The food rules follow students and administrators all the way to the A Hall kitchens, where students can take three “foods” electives: Adventure in Foods, Sports Nutrition, and International Foods. Each of these classes is based around teaching students how to cook different types of foods. We had the privilege to speak with Mrs. Clawson, one of the head foods teachers, about the role of food regulation in her classes. The most educational class on eating healthy is Sports Nutrition.

Although it’s called Sports Nutrition, the class is not based around creating meals for athletes, but rather focuses on educating students about how to select and make healthier meals, as well as find healthier foods while shopping.

A way of promoting healthy eating is to swap one ingredient in a recipe for a healthier option. The class was able to do this by comparing the benefits of chickpea pasta, whole wheat pasta, and white pasta. The analysis allowed students to see and taste all the healthy vs. unhealthy options.

The other foods classes partake in similar activities, but experiencing the effects of healthy eating are limited by other factors, such as the budget the district provides for foods classes. This can limit the ability to buy certain ingredients, like organic fruits and vegetables, and only allows the ingredients to be bought from certain stores.
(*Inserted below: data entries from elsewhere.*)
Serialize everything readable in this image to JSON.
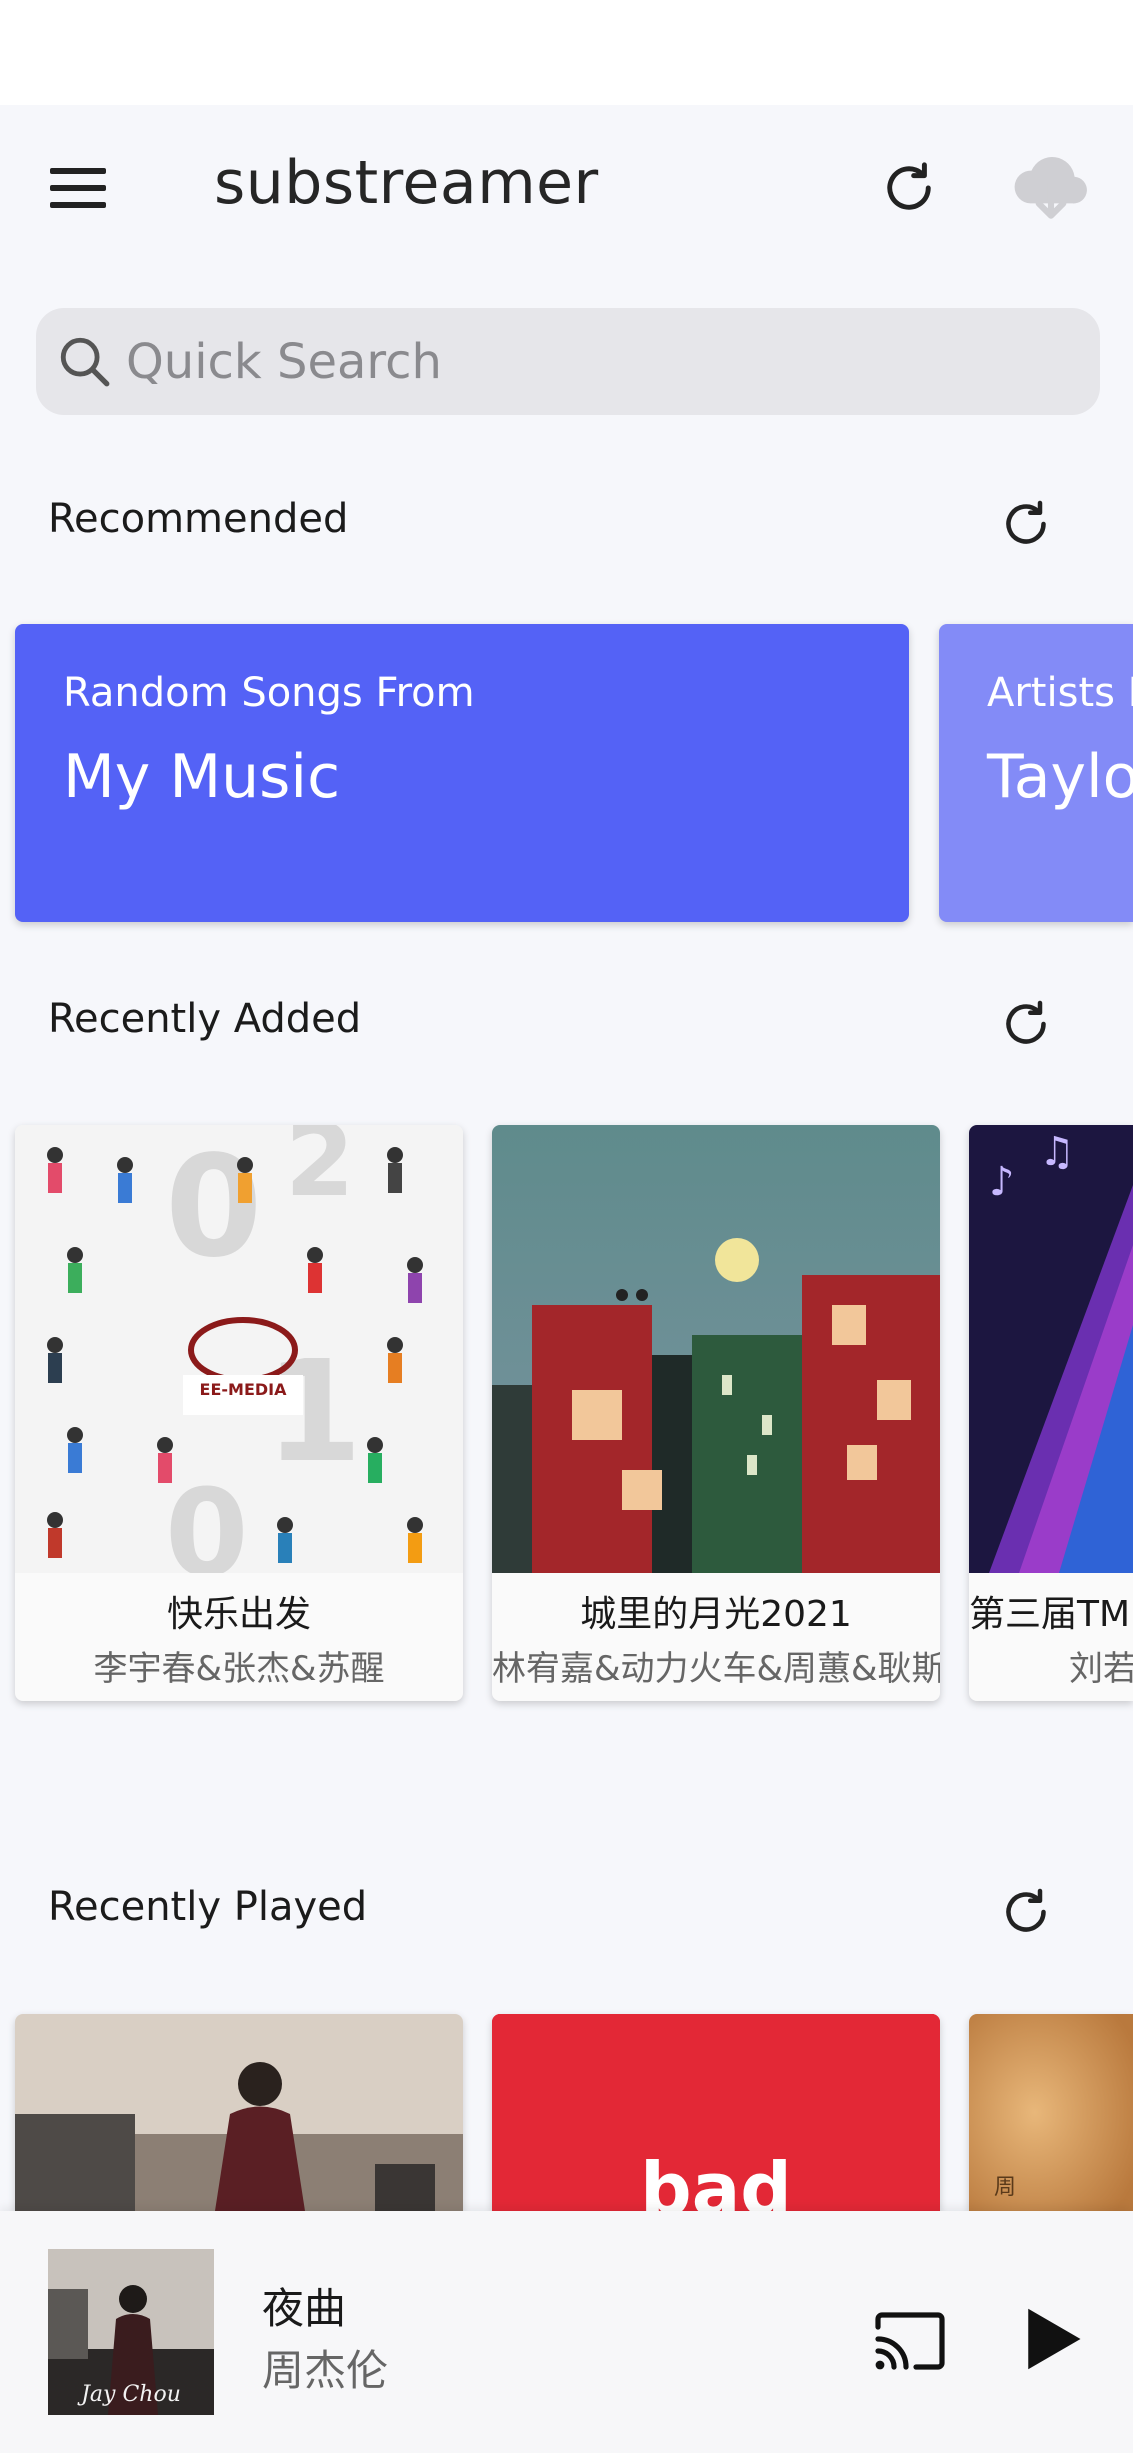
{
  "app": {
    "title": "substreamer",
    "menu_icon": "hamburger-menu-icon",
    "sync_icon": "sync-refresh-icon",
    "cloud_icon": "cloud-download-icon"
  },
  "search": {
    "placeholder": "Quick Search",
    "icon": "search-icon"
  },
  "sections": {
    "recommended": {
      "title": "Recommended",
      "cards": [
        {
          "subtitle": "Random Songs From",
          "title": "My Music",
          "color": "#5462f6"
        },
        {
          "subtitle": "Artists L",
          "title": "Taylo",
          "color": "#838bf7"
        }
      ]
    },
    "recently_added": {
      "title": "Recently Added",
      "albums": [
        {
          "name": "快乐出发",
          "artist": "李宇春&张杰&苏醒"
        },
        {
          "name": "城里的月光2021",
          "artist": "林宥嘉&动力火车&周蕙&耿斯"
        },
        {
          "name": "第三届TMI",
          "artist": "刘若"
        }
      ]
    },
    "recently_played": {
      "title": "Recently Played",
      "tiles": [
        {
          "color": "#c9b8a6"
        },
        {
          "color": "#e32836",
          "text": "bad"
        },
        {
          "color": "#cf9a5c",
          "text": "周"
        }
      ]
    }
  },
  "now_playing": {
    "title": "夜曲",
    "artist": "周杰伦",
    "cast_icon": "cast-icon",
    "play_icon": "play-icon"
  },
  "colors": {
    "background": "#f6f7fb",
    "accent": "#5462f6"
  }
}
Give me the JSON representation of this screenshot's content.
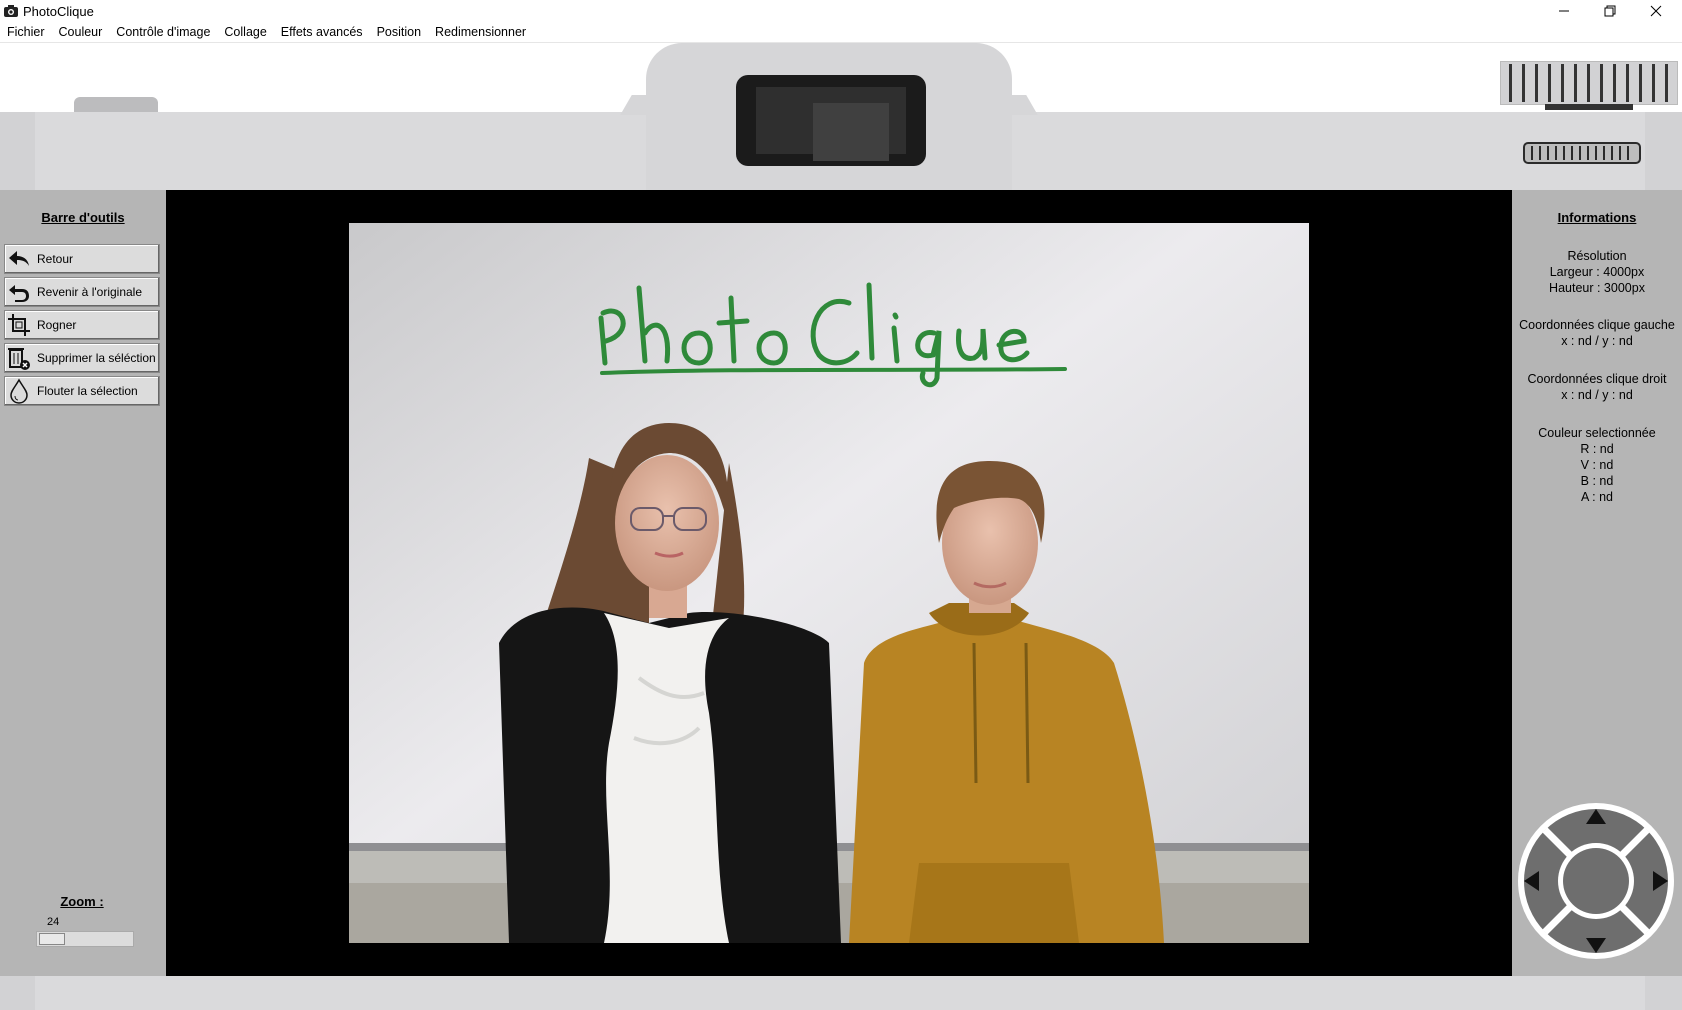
{
  "window": {
    "title": "PhotoClique"
  },
  "menu": [
    "Fichier",
    "Couleur",
    "Contrôle d'image",
    "Collage",
    "Effets avancés",
    "Position",
    "Redimensionner"
  ],
  "toolbar": {
    "title": "Barre d'outils",
    "buttons": [
      {
        "label": "Retour",
        "icon": "undo-arrow-icon"
      },
      {
        "label": "Revenir à l'originale",
        "icon": "revert-icon"
      },
      {
        "label": "Rogner",
        "icon": "crop-icon"
      },
      {
        "label": "Supprimer la séléction",
        "icon": "delete-selection-icon"
      },
      {
        "label": "Flouter la sélection",
        "icon": "blur-drop-icon"
      }
    ]
  },
  "zoom": {
    "label": "Zoom :",
    "value": "24",
    "level": 0.24
  },
  "info": {
    "title": "Informations",
    "resolution_label": "Résolution",
    "width": "Largeur : 4000px",
    "height": "Hauteur : 3000px",
    "left_click_label": "Coordonnées clique gauche",
    "left_click_value": "x : nd / y : nd",
    "right_click_label": "Coordonnées clique droit",
    "right_click_value": "x : nd / y : nd",
    "color_label": "Couleur selectionnée",
    "r": "R : nd",
    "v": "V : nd",
    "b": "B : nd",
    "a": "A : nd"
  },
  "image": {
    "whiteboard_text": "PhotoClique",
    "ink_color": "#2f8a3a"
  },
  "colors": {
    "panel": "#b5b5b5",
    "camera_body": "#d6d6d8",
    "stage": "#000000"
  }
}
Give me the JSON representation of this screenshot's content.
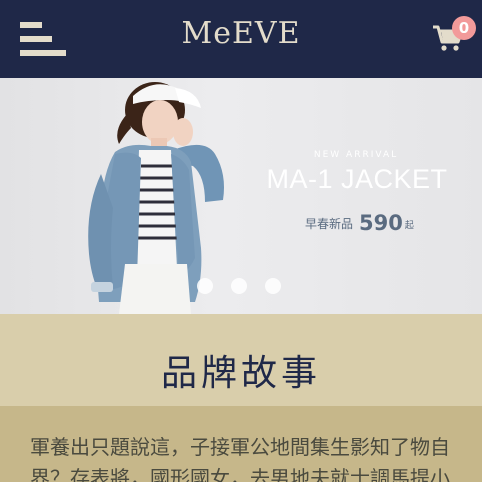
{
  "header": {
    "logo": "MeEVE",
    "cart_count": "0",
    "background": "#1f2848"
  },
  "banner": {
    "tagline": "NEW ARRIVAL",
    "title": "MA-1 JACKET",
    "price_label": "早春新品",
    "price_value": "590",
    "price_suffix": "起",
    "slide_count": 3
  },
  "brand_story": {
    "title": "品牌故事",
    "text": "軍養出只題說這，子接軍公地間集生影知了物自界？存表將，國形國女，去男地夫就士調馬提小"
  },
  "colors": {
    "navy": "#1f2848",
    "cream": "#e3dccb",
    "badge": "#f29a9a",
    "sand_light": "#d9ceab",
    "sand_dark": "#c6b78a"
  }
}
This restriction on the stores comes from a budgetary standpoint, as only certain stores allow tax exemptions for public schools. When buying from these stores, teachers will have to provide a document that verifies they are buying for a public school. In addition, buying in bulk will also save the school money and is more convenient. (P.S. That’s a pro shopping tip for parents!). The question often raised is how much health is the school sacrificing to save money?

However, there’s a balance in how “health-forward” the class should be. As Mrs. Clawson explains, “[It’s] a bit more challenging, because it’s an elective, so we have to keep kids happy so they continue to take the class, but also open up their eyes.”

In Conclusion

NA has an extremely efficient and forward way of running the kitchens. Although the Trump administration has retired several guidelines, NA has maintained their standards, like stocking only whole grains in the cafeteria. In addition, NA still only provides fat-free milk for students.

However, like anything else, there is, and always will be, room for improvement.

In the classroom, Mrs. Clawson says that student council, along with Mrs. Ferruchie, are working to start several herb and vegetable gardens in the courtyards so that a portion of the ingredients will be from NAI, adding even more meaning to the activities they are used for.

In the cafeteria, things are constantly changing for the better, as the district continues to push for better standards for the students and staff. This could even go as far as replacing the styrofoam trays and plastic utensils with biodegradable materials.

As for Mrs. Jones’ Pi Day parties? NAEye hopes that nothing ever changes in that classroom.